Contact and Hours:

1580 Valencia Street Suite 703
San Francisco, CA 94110
Phone: 415-642-0707
Fax: 415-648-7988

Monday through Thursday:
7:30 am to 4:30 pm

Friday 8:00 am to 3:00 pm

Closed Saturday and


Electrodiagnostic medicine is the study of diseases of nerves and muscles. Your doctor has recommended an EMG test to see if your muscles and nerves are working right and assist in finding the correct diagnosis for your problem. You can have problems in only one part of your body or throughout your body. The results of the tests will help your doctor decide what is wrong and how it can be treated.

Who does the testing?
The American Association of Neuromuscular & Electrodiagnostic Medicine’s policy is that an appropriately trained doctor should do all needle EMG testing. A trained assistant or technologist under a doctor’s supervision can also do nerve conduction studies. 

Why am I being sent to the EMG Lab for tests?
You are being sent to the electromyography (EMG) lab because you have numbness, tingling, pain, weakness, or muscle cramping. Some of the tests that the EMG doctor may use to diagnose your symptoms are nerve conduction studies (NCSs), needle EMG, and evoked potentials. The EMG doctor will examine you to decide which tests to do.

Nerve Conduction Studies
NCSs show how well the body’s electrical signals are traveling through a nerve. This is done by applying small electrical shocks to the nerve and recording how the nerve functions. These shocks cause a quick, mild, tingling feeling in the distribution of the nerve. The doctor may need to test several nerves.

Needle EMG (Electromyography)
For this part of the test, a small, thin needle is put in several muscles to see if there are any problems. A new needle is used for each patient and it is thrown away after the test. There may be a small amount of pain when the needle is put in. The doctor tests only the muscles necessary to decide what is wrong. The doctor will look at and listen to the electrical signals that travel from the needle to the EMG machine. The doctor then uses his medical knowledge to figure out what could be causing your problem.
The tests usually take between 20 to 90 minutes. You can do any of your normal activities, like eating, driving, and exercising, before and after the tests. There are no lasting side effects.

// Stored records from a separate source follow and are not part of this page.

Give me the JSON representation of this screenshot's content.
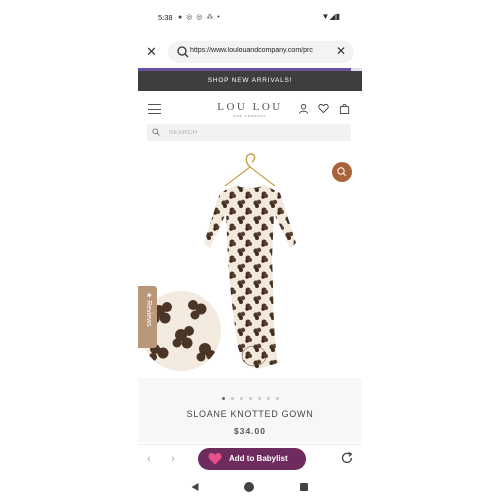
{
  "status_bar": {
    "time": "5:38",
    "left_icons": [
      "chat-icon",
      "instagram-icon",
      "instagram-icon",
      "share-icon",
      "dot-icon"
    ],
    "right_icons": [
      "wifi-icon",
      "signal-icon",
      "battery-icon"
    ]
  },
  "browser": {
    "url": "https://www.loulouandcompany.com/prc",
    "progress": 0.95
  },
  "announcement": "SHOP NEW ARRIVALS!",
  "site_header": {
    "logo_main": "LOU LOU",
    "logo_sub": "AND COMPANY",
    "icons": [
      "menu-icon",
      "account-icon",
      "wishlist-heart-icon",
      "bag-icon"
    ]
  },
  "search": {
    "placeholder": "SEARCH"
  },
  "product": {
    "reviews_label": "★ Reviews",
    "gallery_count": 7,
    "gallery_active_index": 0,
    "name": "SLOANE KNOTTED GOWN",
    "price": "$34.00"
  },
  "toolbar": {
    "babylist_label": "Add to Babylist"
  },
  "colors": {
    "announcement_bg": "#3e3e3e",
    "zoom_button": "#a8653c",
    "reviews_tab": "#b9977b",
    "babylist_button": "#6e2b5d",
    "babylist_heart": "#e8508a",
    "progress_accent": "#6b4fa0"
  }
}
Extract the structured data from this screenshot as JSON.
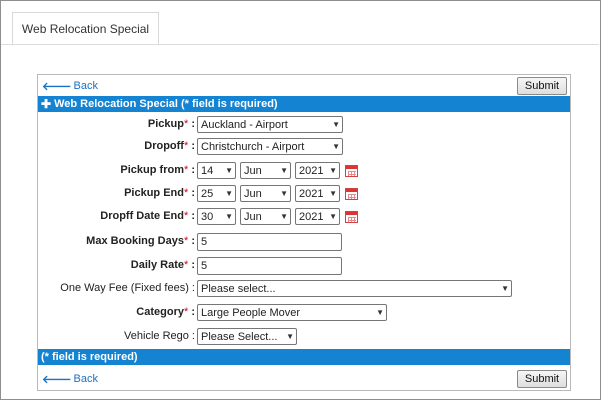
{
  "tab": {
    "label": "Web Relocation Special"
  },
  "toolbar": {
    "back_label": "Back",
    "submit_label": "Submit"
  },
  "form": {
    "header": "Web Relocation Special (* field is required)",
    "footer": "(* field is required)",
    "req_mark": "*",
    "fields": {
      "pickup": {
        "label": "Pickup",
        "value": "Auckland - Airport"
      },
      "dropoff": {
        "label": "Dropoff",
        "value": "Christchurch - Airport"
      },
      "pickup_from": {
        "label": "Pickup from",
        "day": "14",
        "month": "Jun",
        "year": "2021"
      },
      "pickup_end": {
        "label": "Pickup End",
        "day": "25",
        "month": "Jun",
        "year": "2021"
      },
      "dropoff_date_end": {
        "label": "Dropff Date End",
        "day": "30",
        "month": "Jun",
        "year": "2021"
      },
      "max_booking_days": {
        "label": "Max Booking Days",
        "value": "5"
      },
      "daily_rate": {
        "label": "Daily Rate",
        "value": "5"
      },
      "one_way_fee": {
        "label": "One Way Fee (Fixed fees)",
        "value": "Please select..."
      },
      "category": {
        "label": "Category",
        "value": "Large People Mover"
      },
      "vehicle_rego": {
        "label": "Vehicle Rego",
        "value": "Please Select..."
      }
    }
  },
  "colors": {
    "accent": "#1483d1",
    "required": "#d0021b",
    "link": "#1a72c4"
  },
  "icons": {
    "back": "arrow-left-icon",
    "plus": "plus-icon",
    "calendar": "calendar-icon",
    "dropdown": "chevron-down-icon"
  }
}
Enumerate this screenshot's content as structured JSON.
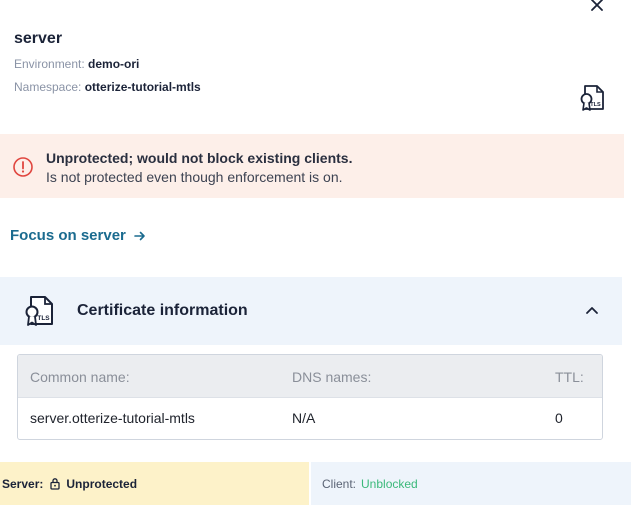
{
  "panel": {
    "title": "server",
    "environment_label": "Environment:",
    "environment_value": "demo-ori",
    "namespace_label": "Namespace:",
    "namespace_value": "otterize-tutorial-mtls",
    "close_icon": "close-icon",
    "badge_icon": "tls-certificate-icon"
  },
  "alert": {
    "icon": "alert-circle-icon",
    "title": "Unprotected; would not block existing clients.",
    "description": "Is not protected even though enforcement is on.",
    "color": "#fdefe9"
  },
  "focus_link": {
    "label": "Focus on server",
    "icon": "arrow-right-icon",
    "color": "#1b6b8f"
  },
  "certificate": {
    "title": "Certificate information",
    "icon": "tls-certificate-icon",
    "expanded": true,
    "columns": [
      "Common name:",
      "DNS names:",
      "TTL:"
    ],
    "rows": [
      [
        "server.otterize-tutorial-mtls",
        "N/A",
        "0"
      ]
    ]
  },
  "status_bar": {
    "server_label": "Server:",
    "server_value": "Unprotected",
    "server_icon": "lock-icon",
    "server_bg": "#fdf2c9",
    "client_label": "Client:",
    "client_value": "Unblocked",
    "client_value_color": "#3bb97a"
  }
}
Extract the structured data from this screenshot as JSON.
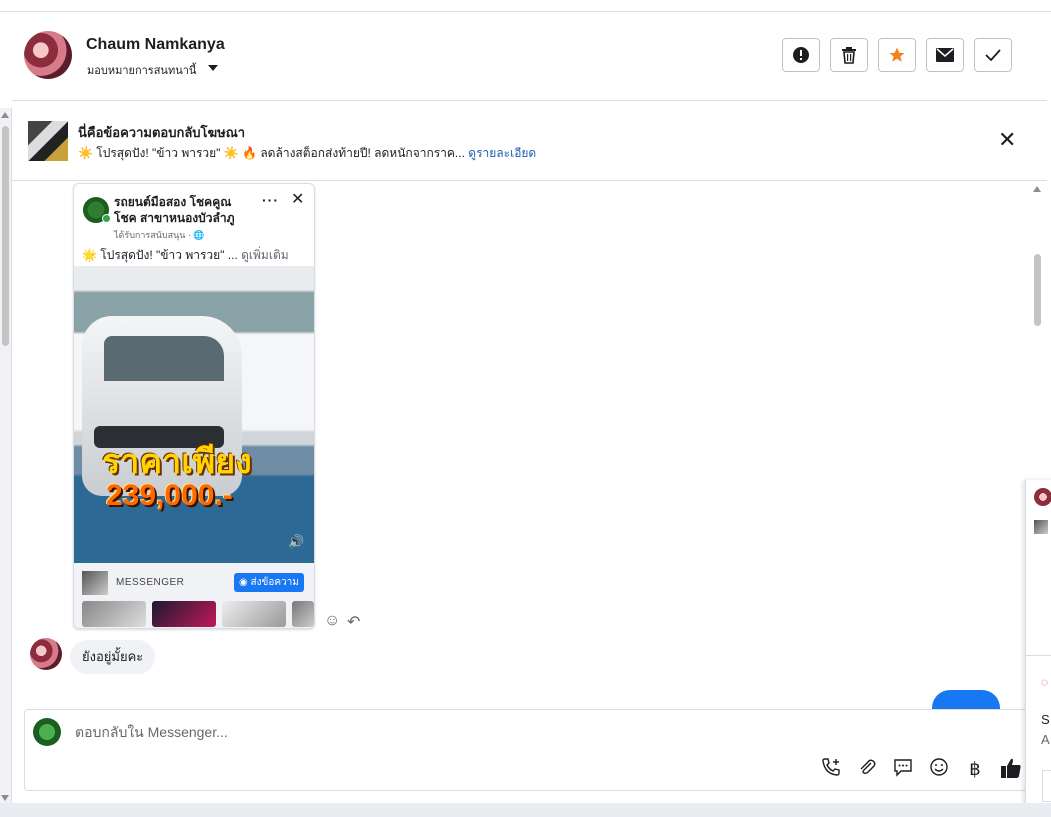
{
  "header": {
    "contact_name": "Chaum Namkanya",
    "assign_label": "มอบหมายการสนทนานี้",
    "actions": [
      "spam",
      "delete",
      "star",
      "mark-unread",
      "done"
    ]
  },
  "ad_reply": {
    "title": "นี่คือข้อความตอบกลับโฆษณา",
    "snippet": "☀️ โปรสุดปัง! \"ข้าว พารวย\" ☀️ 🔥 ลดล้างสต็อกส่งท้ายปี! ลดหนักจากราค...",
    "details_link": "ดูรายละเอียด"
  },
  "ad_card": {
    "page_name": "รถยนต์มือสอง โชคคูณ โชค สาขาหนองบัวลำภู",
    "sponsored": "ได้รับการสนับสนุน · 🌐",
    "more_menu": "···",
    "close": "✕",
    "text": "🌟 โปรสุดปัง! \"ข้าว พารวย\" ...",
    "see_more": "ดูเพิ่มเติม",
    "price_label": "ราคาเพียง",
    "price_value": "239,000.-",
    "footer_label": "MESSENGER",
    "footer_button": "ส่งข้อความ"
  },
  "messages": {
    "incoming_text": "ยังอยู่มั้ยคะ"
  },
  "composer": {
    "placeholder": "ตอบกลับใน Messenger...",
    "currency_symbol": "฿"
  },
  "side_panel": {
    "letter_s": "S",
    "letter_a": "A"
  },
  "colors": {
    "accent_blue": "#1877f2",
    "star_orange": "#f5821f",
    "link_blue": "#1a5fb4"
  }
}
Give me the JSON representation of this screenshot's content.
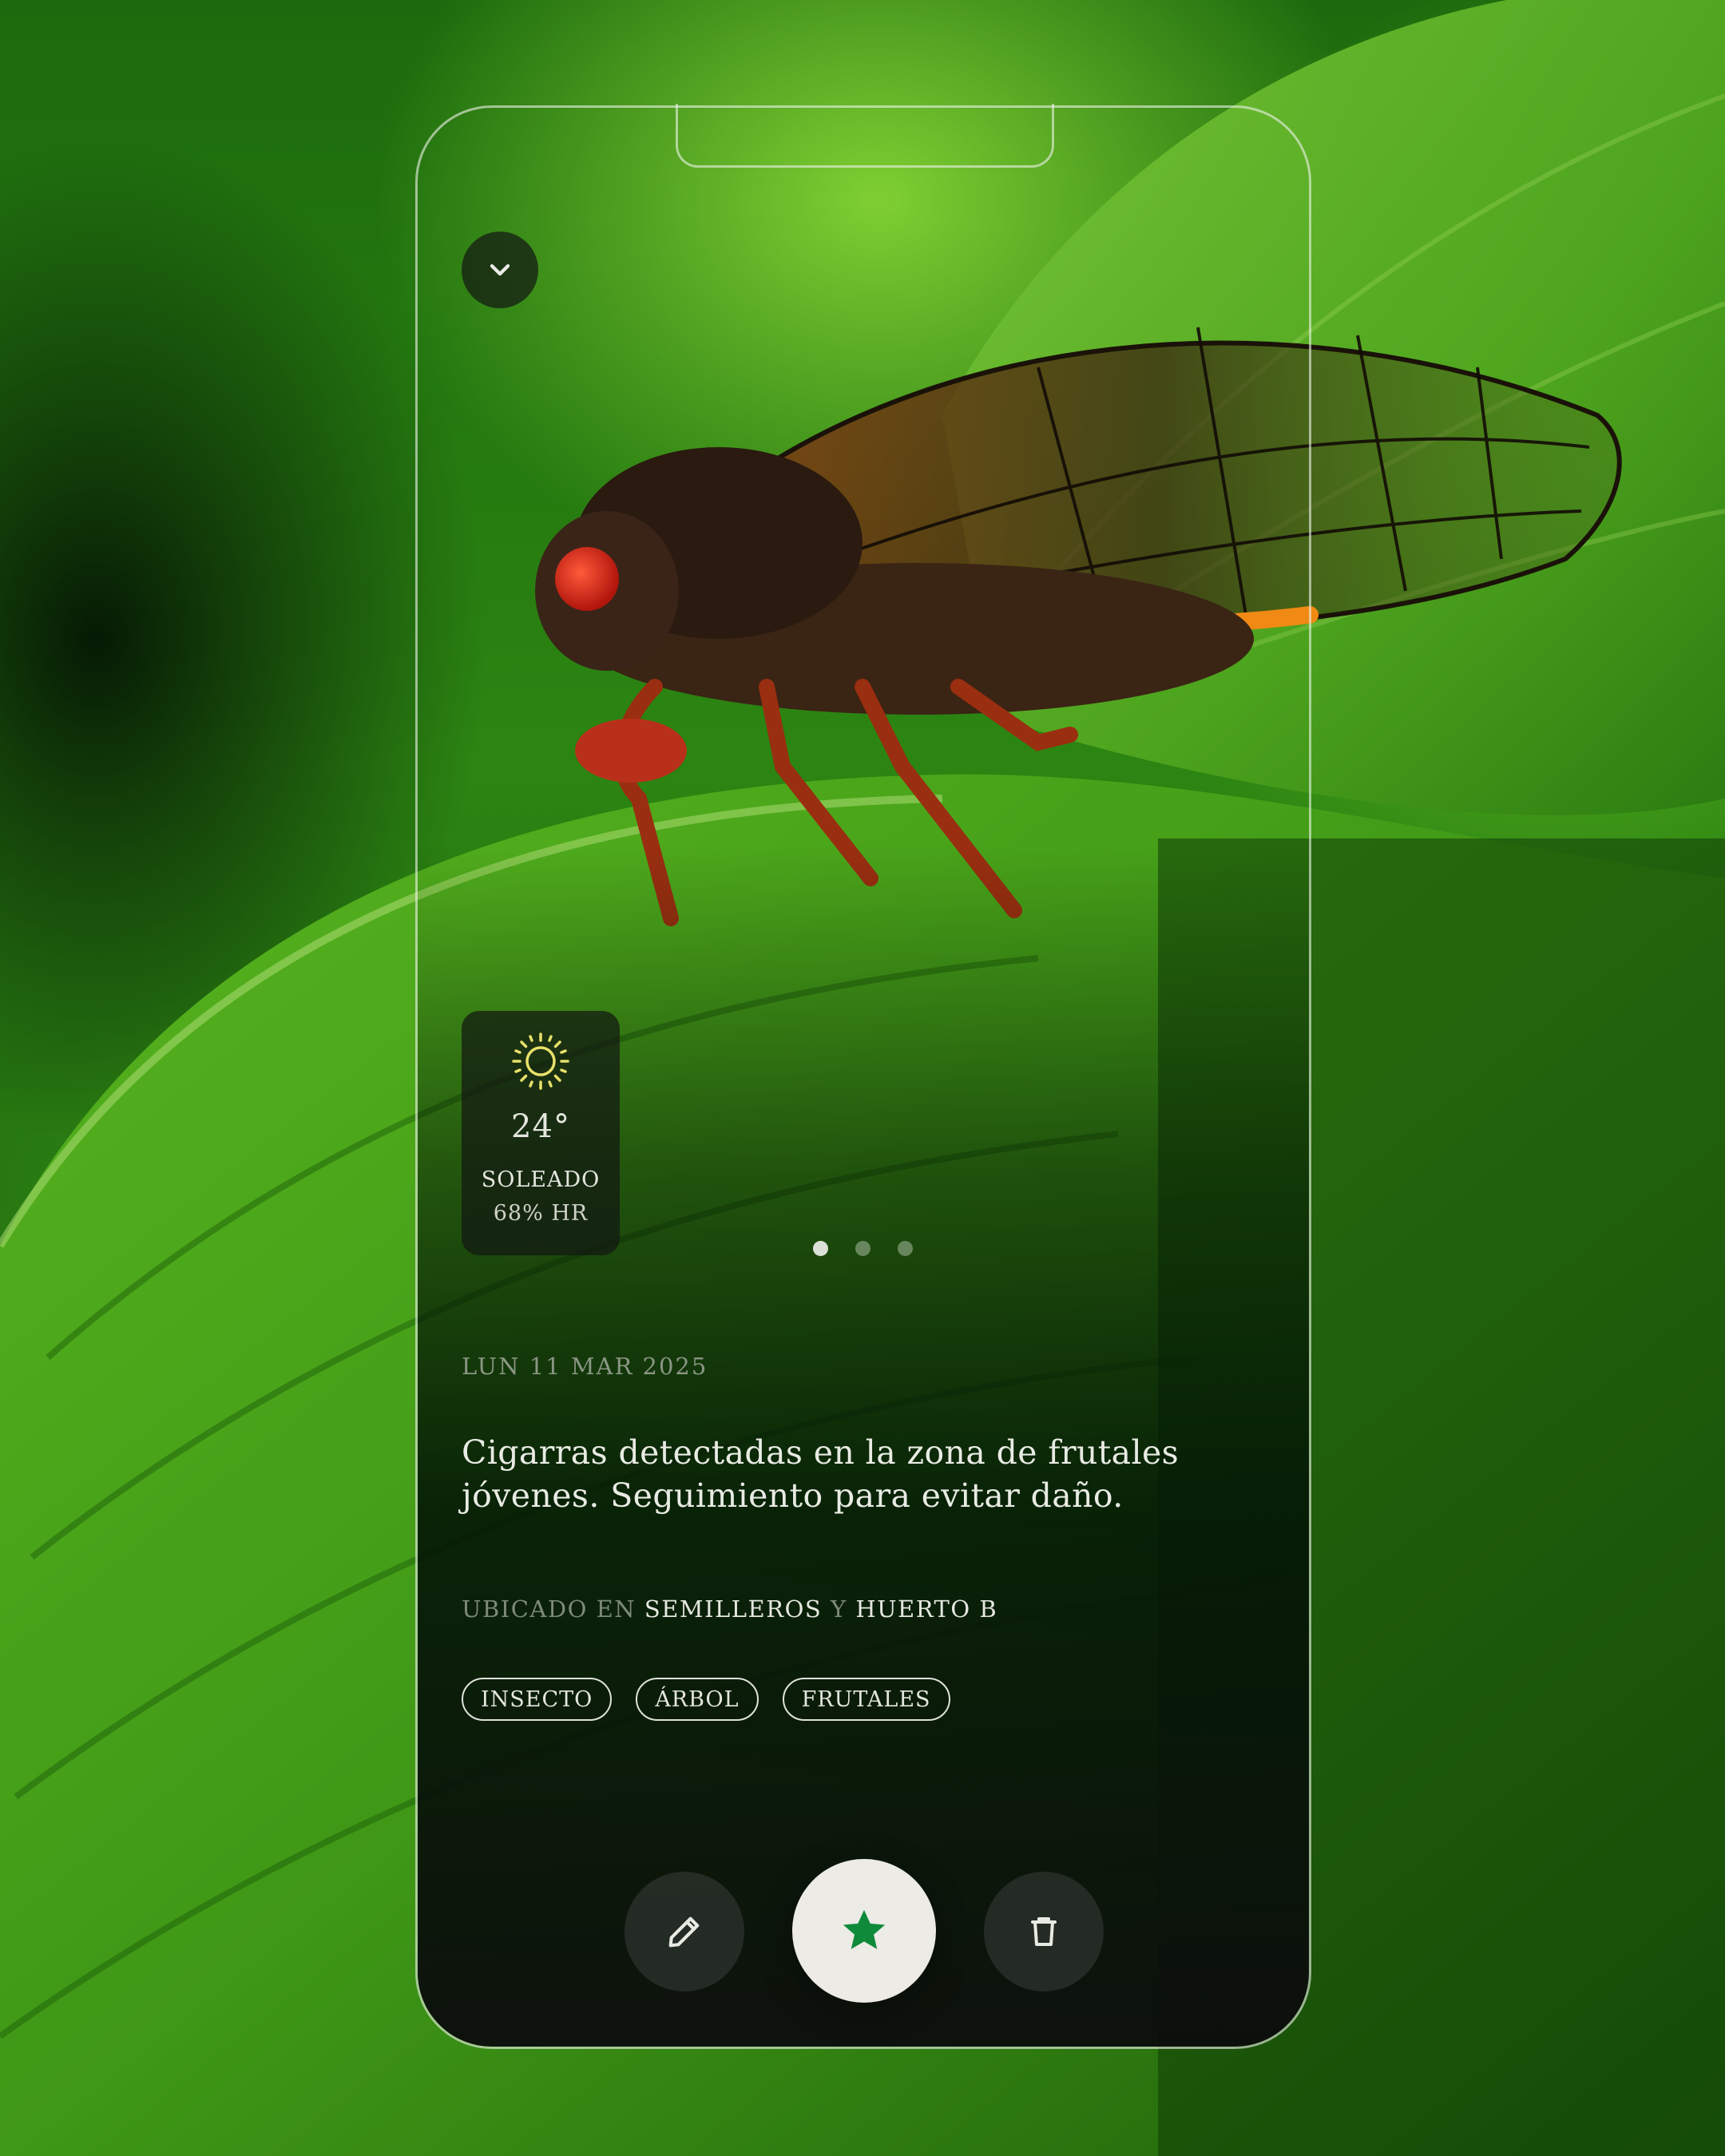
{
  "colors": {
    "accent_star": "#0e8a3a",
    "sun": "#e8e06a",
    "fav_button_bg": "#ecebe6"
  },
  "header": {
    "collapse_icon": "chevron-down-icon"
  },
  "weather": {
    "icon": "sun-icon",
    "temperature": "24°",
    "condition": "SOLEADO",
    "humidity": "68% HR"
  },
  "carousel": {
    "page_count": 3,
    "active_index": 0
  },
  "entry": {
    "date": "LUN 11 MAR 2025",
    "description": "Cigarras detectadas en la zona de frutales jóvenes. Seguimiento para evitar daño.",
    "location_prefix": "UBICADO EN",
    "location_1": "SEMILLEROS",
    "location_joiner": "Y",
    "location_2": "HUERTO B",
    "tags": [
      "INSECTO",
      "ÁRBOL",
      "FRUTALES"
    ]
  },
  "actions": {
    "edit_icon": "pencil-icon",
    "favorite_icon": "star-icon",
    "delete_icon": "trash-icon"
  }
}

How should I prepare for the tests?
Tell the EMG doctor if you are taking aspirin, blood thinners (like Coumadin®), have a pacemaker, or have hemophilia. Take a bath or shower to remove oil from your skin. Do not use body lotion on the day of the test. If you have myasthenia gravis, ask your EMG doctor if you should take any medications before the test.

When will I know the test results?
The EMG doctor will discuss your test results with you or send them to your regular doctor. After the exam, check with the doctor who referred you to the lab for the next step in your care.